*** DATA PROVIDED ***
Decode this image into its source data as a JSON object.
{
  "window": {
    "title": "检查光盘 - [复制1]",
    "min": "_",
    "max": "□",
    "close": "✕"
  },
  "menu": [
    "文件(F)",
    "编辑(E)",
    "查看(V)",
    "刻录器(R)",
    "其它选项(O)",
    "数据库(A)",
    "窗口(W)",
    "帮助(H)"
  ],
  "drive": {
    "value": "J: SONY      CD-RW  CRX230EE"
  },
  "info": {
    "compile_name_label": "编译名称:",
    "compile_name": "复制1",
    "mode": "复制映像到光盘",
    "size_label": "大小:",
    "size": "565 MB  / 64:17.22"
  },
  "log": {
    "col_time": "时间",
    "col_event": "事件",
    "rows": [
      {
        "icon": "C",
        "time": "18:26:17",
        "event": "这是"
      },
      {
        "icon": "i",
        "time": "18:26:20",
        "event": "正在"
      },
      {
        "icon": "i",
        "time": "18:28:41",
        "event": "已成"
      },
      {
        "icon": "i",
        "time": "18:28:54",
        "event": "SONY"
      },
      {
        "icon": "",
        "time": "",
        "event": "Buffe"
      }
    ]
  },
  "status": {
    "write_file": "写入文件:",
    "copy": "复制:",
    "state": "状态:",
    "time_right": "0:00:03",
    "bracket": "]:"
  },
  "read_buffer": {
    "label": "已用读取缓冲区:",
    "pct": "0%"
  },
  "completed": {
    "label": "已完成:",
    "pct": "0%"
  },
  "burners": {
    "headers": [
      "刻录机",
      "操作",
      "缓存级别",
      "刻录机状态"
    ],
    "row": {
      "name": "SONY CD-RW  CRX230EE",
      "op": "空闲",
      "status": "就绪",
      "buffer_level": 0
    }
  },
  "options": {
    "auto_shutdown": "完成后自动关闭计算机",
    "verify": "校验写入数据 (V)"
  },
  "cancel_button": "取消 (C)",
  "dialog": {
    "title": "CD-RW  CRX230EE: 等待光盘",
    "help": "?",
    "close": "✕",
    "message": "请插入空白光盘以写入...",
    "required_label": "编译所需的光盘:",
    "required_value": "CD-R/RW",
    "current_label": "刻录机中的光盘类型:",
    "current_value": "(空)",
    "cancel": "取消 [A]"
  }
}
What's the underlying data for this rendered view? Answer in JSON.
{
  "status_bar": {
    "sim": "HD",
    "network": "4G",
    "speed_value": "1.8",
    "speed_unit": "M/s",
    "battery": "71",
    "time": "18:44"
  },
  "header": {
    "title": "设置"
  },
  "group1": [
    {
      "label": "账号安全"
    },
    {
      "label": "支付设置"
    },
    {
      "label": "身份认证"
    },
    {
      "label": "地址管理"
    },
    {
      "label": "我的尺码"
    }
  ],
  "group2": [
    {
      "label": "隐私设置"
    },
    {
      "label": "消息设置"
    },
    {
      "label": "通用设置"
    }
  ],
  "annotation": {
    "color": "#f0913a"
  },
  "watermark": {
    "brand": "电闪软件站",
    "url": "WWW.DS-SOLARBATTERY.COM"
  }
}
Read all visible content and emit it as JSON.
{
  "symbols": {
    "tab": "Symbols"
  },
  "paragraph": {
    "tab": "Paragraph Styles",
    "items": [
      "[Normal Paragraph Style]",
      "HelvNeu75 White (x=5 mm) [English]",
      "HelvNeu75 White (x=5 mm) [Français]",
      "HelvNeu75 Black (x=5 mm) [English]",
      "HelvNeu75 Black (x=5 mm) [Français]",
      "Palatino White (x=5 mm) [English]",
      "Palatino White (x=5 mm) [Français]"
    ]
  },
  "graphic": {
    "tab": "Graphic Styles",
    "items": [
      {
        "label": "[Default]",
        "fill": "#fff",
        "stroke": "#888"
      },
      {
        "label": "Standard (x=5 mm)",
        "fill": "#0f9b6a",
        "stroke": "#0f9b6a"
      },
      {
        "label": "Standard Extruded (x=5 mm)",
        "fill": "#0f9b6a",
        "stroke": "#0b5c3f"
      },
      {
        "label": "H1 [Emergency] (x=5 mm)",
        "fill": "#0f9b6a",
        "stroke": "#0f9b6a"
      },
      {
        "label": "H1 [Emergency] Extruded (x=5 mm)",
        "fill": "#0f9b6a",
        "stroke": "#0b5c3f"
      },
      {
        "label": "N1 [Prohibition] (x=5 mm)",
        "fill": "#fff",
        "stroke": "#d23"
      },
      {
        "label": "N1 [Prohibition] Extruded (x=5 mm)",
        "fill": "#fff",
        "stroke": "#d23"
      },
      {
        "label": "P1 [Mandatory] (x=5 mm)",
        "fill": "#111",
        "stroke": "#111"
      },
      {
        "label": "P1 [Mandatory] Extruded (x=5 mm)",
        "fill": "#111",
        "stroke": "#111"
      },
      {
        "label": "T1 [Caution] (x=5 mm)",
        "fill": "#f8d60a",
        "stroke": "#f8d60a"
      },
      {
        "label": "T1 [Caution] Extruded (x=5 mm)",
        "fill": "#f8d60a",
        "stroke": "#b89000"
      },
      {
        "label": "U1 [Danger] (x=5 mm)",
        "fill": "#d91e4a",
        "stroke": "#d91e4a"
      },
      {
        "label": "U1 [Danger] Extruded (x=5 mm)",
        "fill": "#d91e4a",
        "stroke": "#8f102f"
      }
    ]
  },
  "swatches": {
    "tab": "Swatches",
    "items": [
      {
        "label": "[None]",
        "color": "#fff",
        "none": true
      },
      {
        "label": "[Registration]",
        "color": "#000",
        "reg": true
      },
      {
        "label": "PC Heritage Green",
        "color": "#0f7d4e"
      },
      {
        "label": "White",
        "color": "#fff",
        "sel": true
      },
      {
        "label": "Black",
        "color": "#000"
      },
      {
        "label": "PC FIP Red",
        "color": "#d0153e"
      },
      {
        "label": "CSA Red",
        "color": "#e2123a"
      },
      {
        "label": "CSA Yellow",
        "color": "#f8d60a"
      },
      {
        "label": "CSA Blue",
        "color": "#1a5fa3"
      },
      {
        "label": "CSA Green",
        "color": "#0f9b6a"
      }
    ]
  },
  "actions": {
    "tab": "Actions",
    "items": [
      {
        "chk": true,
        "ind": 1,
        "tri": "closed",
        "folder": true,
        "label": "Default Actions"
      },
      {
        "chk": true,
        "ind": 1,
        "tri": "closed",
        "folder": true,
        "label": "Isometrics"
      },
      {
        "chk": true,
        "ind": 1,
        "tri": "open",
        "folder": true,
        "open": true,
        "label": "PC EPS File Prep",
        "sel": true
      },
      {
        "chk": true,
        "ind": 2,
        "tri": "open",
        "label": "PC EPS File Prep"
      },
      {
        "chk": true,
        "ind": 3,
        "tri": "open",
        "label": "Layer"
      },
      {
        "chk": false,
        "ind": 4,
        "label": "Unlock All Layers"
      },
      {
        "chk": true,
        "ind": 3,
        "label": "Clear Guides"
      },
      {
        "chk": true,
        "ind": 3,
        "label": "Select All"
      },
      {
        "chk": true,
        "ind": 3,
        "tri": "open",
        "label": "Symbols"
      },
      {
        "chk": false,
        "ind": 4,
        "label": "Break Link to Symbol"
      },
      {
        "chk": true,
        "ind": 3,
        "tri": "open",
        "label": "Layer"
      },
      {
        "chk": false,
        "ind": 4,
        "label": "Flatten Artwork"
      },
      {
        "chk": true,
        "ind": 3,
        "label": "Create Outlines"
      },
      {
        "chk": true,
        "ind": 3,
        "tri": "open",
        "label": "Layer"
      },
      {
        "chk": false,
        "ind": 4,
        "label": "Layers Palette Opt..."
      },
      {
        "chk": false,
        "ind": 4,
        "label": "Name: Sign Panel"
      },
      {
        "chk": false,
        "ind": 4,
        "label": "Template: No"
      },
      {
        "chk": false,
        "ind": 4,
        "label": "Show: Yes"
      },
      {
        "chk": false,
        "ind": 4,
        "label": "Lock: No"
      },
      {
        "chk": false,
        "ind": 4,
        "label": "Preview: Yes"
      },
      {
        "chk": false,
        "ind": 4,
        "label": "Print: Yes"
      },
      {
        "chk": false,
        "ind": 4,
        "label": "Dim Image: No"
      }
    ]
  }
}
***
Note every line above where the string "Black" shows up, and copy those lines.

* WRITTEN RESPONSE:
      "HelvNeu75 Black (x=5 mm) [English]",
      "HelvNeu75 Black (x=5 mm) [Français]",
        "label": "Black",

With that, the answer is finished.